## DIRECTIONS
Beginning with the line that holds "What's the underlying" and ending with the last line of the entries below, copy every line exactly and nothing else, with the pictures left out.

Dataset rows describing interfaces:
----------------

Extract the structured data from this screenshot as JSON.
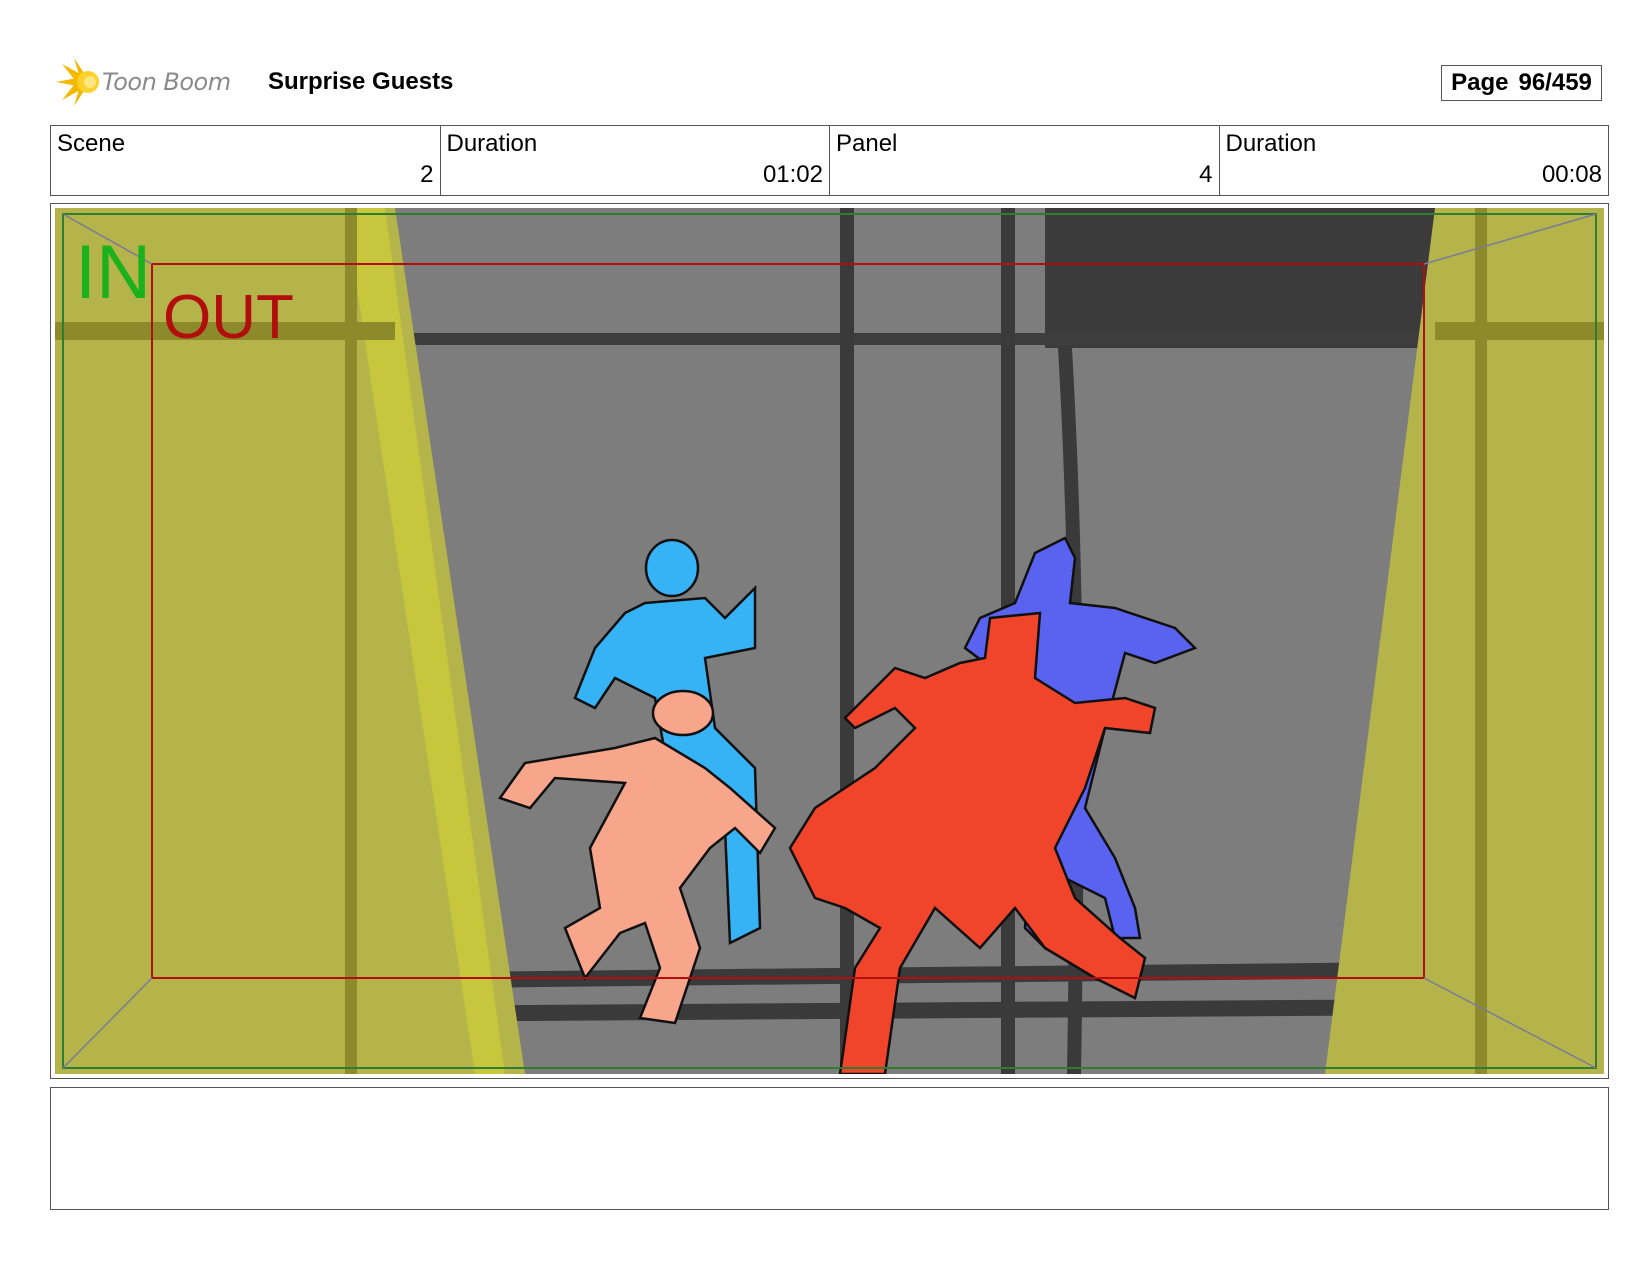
{
  "header": {
    "logo_text": "Toon Boom",
    "project_title": "Surprise Guests",
    "page_label": "Page",
    "page_number": "96/459"
  },
  "meta": {
    "scene_label": "Scene",
    "scene_value": "2",
    "scene_duration_label": "Duration",
    "scene_duration_value": "01:02",
    "panel_label": "Panel",
    "panel_value": "4",
    "panel_duration_label": "Duration",
    "panel_duration_value": "00:08"
  },
  "panel": {
    "in_label": "IN",
    "out_label": "OUT",
    "colors": {
      "background_gray": "#7d7d7d",
      "dark_gray": "#3b3b3b",
      "spotlight_yellow": "#b5b44a",
      "in_frame_green": "#1bb11b",
      "out_frame_red": "#b30e0e",
      "figure_cyan": "#35b3f5",
      "figure_blue": "#5a62f0",
      "figure_peach": "#f7a68c",
      "figure_red": "#f0452a"
    }
  },
  "notes": {
    "text": ""
  }
}
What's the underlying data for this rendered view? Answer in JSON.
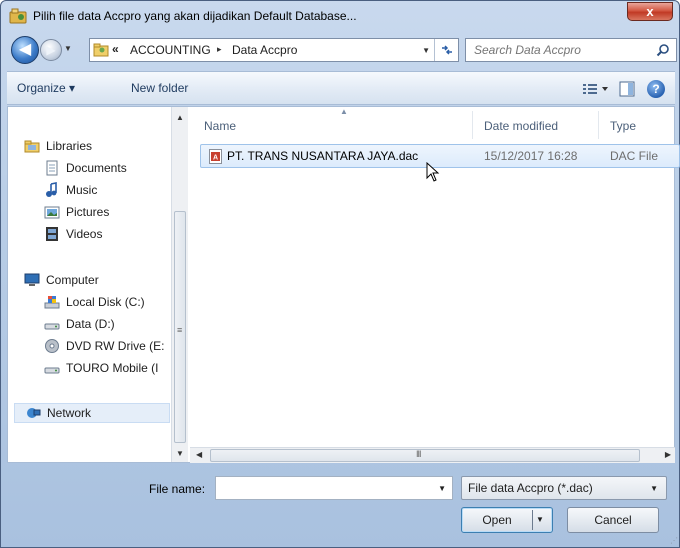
{
  "window": {
    "title": "Pilih file data Accpro yang akan dijadikan Default Database...",
    "close_label": "x"
  },
  "address": {
    "overflow_chevron": "«",
    "crumbs": [
      "ACCOUNTING",
      "Data Accpro"
    ],
    "separator": "▸"
  },
  "search": {
    "placeholder": "Search Data Accpro"
  },
  "toolbar": {
    "organize_label": "Organize ▾",
    "new_folder_label": "New folder",
    "help_label": "?"
  },
  "sidebar": {
    "items": [
      {
        "label": "Libraries",
        "icon": "libraries-icon"
      },
      {
        "label": "Documents",
        "icon": "documents-icon"
      },
      {
        "label": "Music",
        "icon": "music-icon"
      },
      {
        "label": "Pictures",
        "icon": "pictures-icon"
      },
      {
        "label": "Videos",
        "icon": "videos-icon"
      },
      {
        "label": "Computer",
        "icon": "computer-icon"
      },
      {
        "label": "Local Disk (C:)",
        "icon": "local-disk-icon"
      },
      {
        "label": "Data (D:)",
        "icon": "drive-icon"
      },
      {
        "label": "DVD RW Drive (E:",
        "icon": "dvd-icon"
      },
      {
        "label": "TOURO Mobile (I",
        "icon": "drive-icon"
      },
      {
        "label": "Network",
        "icon": "network-icon"
      }
    ],
    "selected_index": 10
  },
  "file_list": {
    "columns": [
      "Name",
      "Date modified",
      "Type"
    ],
    "rows": [
      {
        "name": "PT. TRANS NUSANTARA JAYA.dac",
        "date_modified": "15/12/2017 16:28",
        "type": "DAC File"
      }
    ]
  },
  "scroll": {
    "h_grip": "III",
    "v_grip": "≡"
  },
  "footer": {
    "file_name_label": "File name:",
    "file_name_value": "",
    "filter_value": "File data Accpro (*.dac)",
    "open_label": "Open",
    "cancel_label": "Cancel"
  },
  "colors": {
    "titlebar": "#b8cde6",
    "close": "#c03a25",
    "selection": "#dcebfc"
  }
}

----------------

## SOLUTION TO THIS PROBLEM
What's the underlying data for this rendered view? Answer in JSON.
{
  "window": {
    "title": "Pilih file data Accpro yang akan dijadikan Default Database...",
    "close_label": "x"
  },
  "address": {
    "overflow_chevron": "«",
    "crumbs": [
      "ACCOUNTING",
      "Data Accpro"
    ],
    "separator": "▸"
  },
  "search": {
    "placeholder": "Search Data Accpro"
  },
  "toolbar": {
    "organize_label": "Organize ▾",
    "new_folder_label": "New folder",
    "help_label": "?"
  },
  "sidebar": {
    "items": [
      {
        "label": "Libraries",
        "icon": "libraries-icon"
      },
      {
        "label": "Documents",
        "icon": "documents-icon"
      },
      {
        "label": "Music",
        "icon": "music-icon"
      },
      {
        "label": "Pictures",
        "icon": "pictures-icon"
      },
      {
        "label": "Videos",
        "icon": "videos-icon"
      },
      {
        "label": "Computer",
        "icon": "computer-icon"
      },
      {
        "label": "Local Disk (C:)",
        "icon": "local-disk-icon"
      },
      {
        "label": "Data (D:)",
        "icon": "drive-icon"
      },
      {
        "label": "DVD RW Drive (E:",
        "icon": "dvd-icon"
      },
      {
        "label": "TOURO Mobile (I",
        "icon": "drive-icon"
      },
      {
        "label": "Network",
        "icon": "network-icon"
      }
    ],
    "selected_index": 10
  },
  "file_list": {
    "columns": [
      "Name",
      "Date modified",
      "Type"
    ],
    "rows": [
      {
        "name": "PT. TRANS NUSANTARA JAYA.dac",
        "date_modified": "15/12/2017 16:28",
        "type": "DAC File"
      }
    ]
  },
  "scroll": {
    "h_grip": "III",
    "v_grip": "≡"
  },
  "footer": {
    "file_name_label": "File name:",
    "file_name_value": "",
    "filter_value": "File data Accpro (*.dac)",
    "open_label": "Open",
    "cancel_label": "Cancel"
  },
  "colors": {
    "titlebar": "#b8cde6",
    "close": "#c03a25",
    "selection": "#dcebfc"
  }
}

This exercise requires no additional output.